Yet he winds up becoming a kind of Christ figure when he is crushed by a tractor that is "allowed" to roll over him, essentially crucifying him. And Frederick Asals recalls D. She depicts pure evil in The Misfit as he obliterates the whining grandmother and her clan.
Too many are filled with disjointed and confused scenes; some are inhabited by flimsy and stereotypical characters; nearly all are so deeply imbued with metaphysical imagery as to make a distraction of the whole point of storytelling.
Both events emphasize the grace which accompanies charismatic physical contact.Overview. The Violent Bear It Away: A Novel by Flannery O'Connor. A brilliant, innovative novel, acutely alert to where the sacred lives—and where it does not. (), and two story collections, A Good Man Is Hard to Find () and Everything That Rises Must Converge ()/5(8).
O’Connor wrote steadily through the s. Her novel Wise Blood was published inand A Good Man Is Hard to Find, a short story collection containing the well-known story by the same name, in A second novel, The Violent Bear It Away came out in The year of her death,saw the publication of Three by Flannery O ‘Connor and another short story collection, Everything.
Wise Blood, Flannery O'Connor's astonishing and haunting first novel, is a classic of twentieth-century literature. It is the story of Hazel Motes, a twenty-two-year-old caught in an unending struggle against his innate, desperate faith.
Aug 08, · Her work exemplifies the post-war revival of the gothic novel in southern US fiction. Her collections of short stories include A Good Man Is Hard to Find (), and Everything That Rises Must Converge ().
Full text Article O'Connor, Flannery ( - ). An overview of southern gothic literature with questions about the short story by OConnor including questions about foreshadowing, irony and characters in the story. Downloads Flannery O'Connor's A Good Man is Hard to Find. - Irony in a Good Man is Hard to Find Flannery O’ Connor’s story: “A Good Man is Hard to Find” is the tale of a vacation gone wrong.

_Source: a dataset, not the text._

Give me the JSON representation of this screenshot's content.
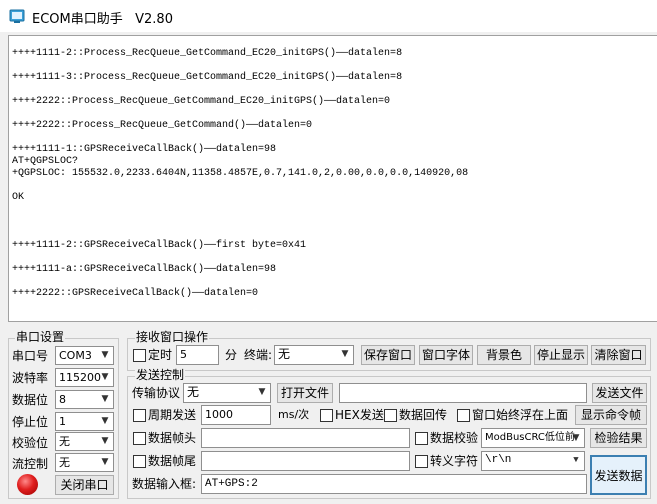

The tone of this story is set to be one irony. The story is filled with grotesque but meaningful irony.Download